Filter the data for lines with the word "salad" and copy those lines.

[AVAILABLE DATA Boundary: Start]

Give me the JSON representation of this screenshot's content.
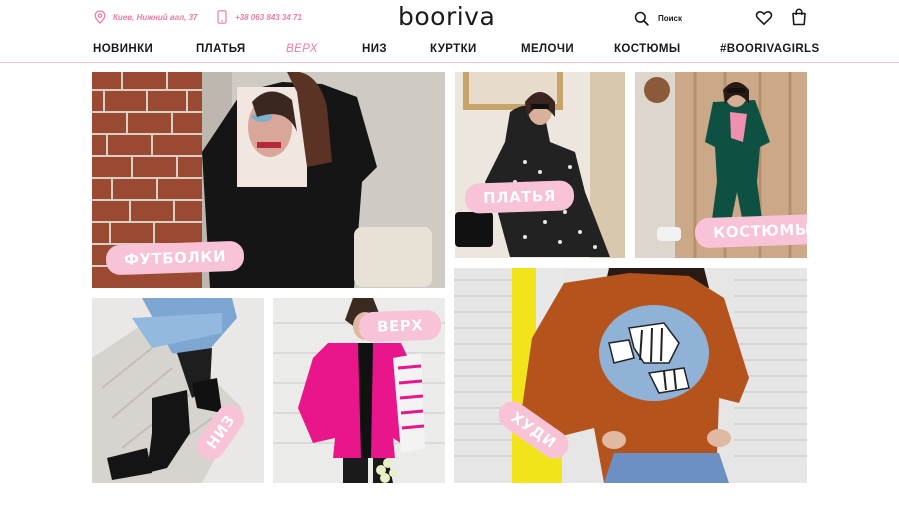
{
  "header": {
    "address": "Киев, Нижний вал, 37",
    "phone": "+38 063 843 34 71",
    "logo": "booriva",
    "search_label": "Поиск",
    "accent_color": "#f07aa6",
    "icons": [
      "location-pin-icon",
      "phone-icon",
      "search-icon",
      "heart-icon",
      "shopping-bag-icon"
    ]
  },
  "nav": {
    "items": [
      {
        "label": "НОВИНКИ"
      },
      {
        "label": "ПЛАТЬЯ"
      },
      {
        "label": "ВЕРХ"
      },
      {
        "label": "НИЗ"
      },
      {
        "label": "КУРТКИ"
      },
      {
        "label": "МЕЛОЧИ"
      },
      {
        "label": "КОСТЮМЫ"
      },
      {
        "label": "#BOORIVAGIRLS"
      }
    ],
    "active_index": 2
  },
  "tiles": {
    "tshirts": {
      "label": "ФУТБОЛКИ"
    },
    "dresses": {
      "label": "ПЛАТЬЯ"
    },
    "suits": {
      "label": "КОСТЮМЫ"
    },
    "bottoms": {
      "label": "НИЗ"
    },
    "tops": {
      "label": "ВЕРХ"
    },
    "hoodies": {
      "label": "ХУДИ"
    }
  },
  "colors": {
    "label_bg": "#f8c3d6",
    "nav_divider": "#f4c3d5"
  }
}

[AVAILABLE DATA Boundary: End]
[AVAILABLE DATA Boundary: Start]

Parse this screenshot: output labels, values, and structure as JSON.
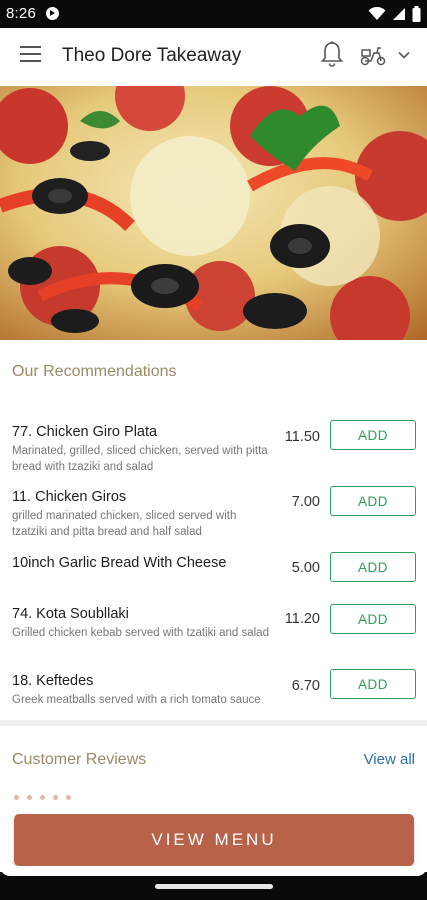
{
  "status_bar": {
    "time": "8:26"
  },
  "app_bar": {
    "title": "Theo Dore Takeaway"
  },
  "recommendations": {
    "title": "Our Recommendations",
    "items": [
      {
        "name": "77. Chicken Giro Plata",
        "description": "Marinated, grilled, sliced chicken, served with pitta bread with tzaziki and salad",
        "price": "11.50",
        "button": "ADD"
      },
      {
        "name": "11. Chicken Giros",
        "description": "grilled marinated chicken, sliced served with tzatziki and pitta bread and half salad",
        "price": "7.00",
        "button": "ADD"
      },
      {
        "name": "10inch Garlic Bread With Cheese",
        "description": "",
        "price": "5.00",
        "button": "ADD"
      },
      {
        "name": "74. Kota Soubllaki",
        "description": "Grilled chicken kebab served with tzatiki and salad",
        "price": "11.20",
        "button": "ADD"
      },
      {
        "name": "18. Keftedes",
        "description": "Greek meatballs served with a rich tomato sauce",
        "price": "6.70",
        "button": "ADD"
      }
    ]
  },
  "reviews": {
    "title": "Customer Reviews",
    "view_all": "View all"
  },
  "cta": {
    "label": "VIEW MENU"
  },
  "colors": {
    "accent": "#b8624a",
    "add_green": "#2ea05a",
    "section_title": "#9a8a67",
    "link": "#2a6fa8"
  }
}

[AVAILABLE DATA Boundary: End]

WRITTEN RESPONSE:
        "description": "Marinated, grilled, sliced chicken, served with pitta bread with tzaziki and salad",
        "description": "grilled marinated chicken, sliced served with tzatziki and pitta bread and half salad",
        "description": "Grilled chicken kebab served with tzatiki and salad",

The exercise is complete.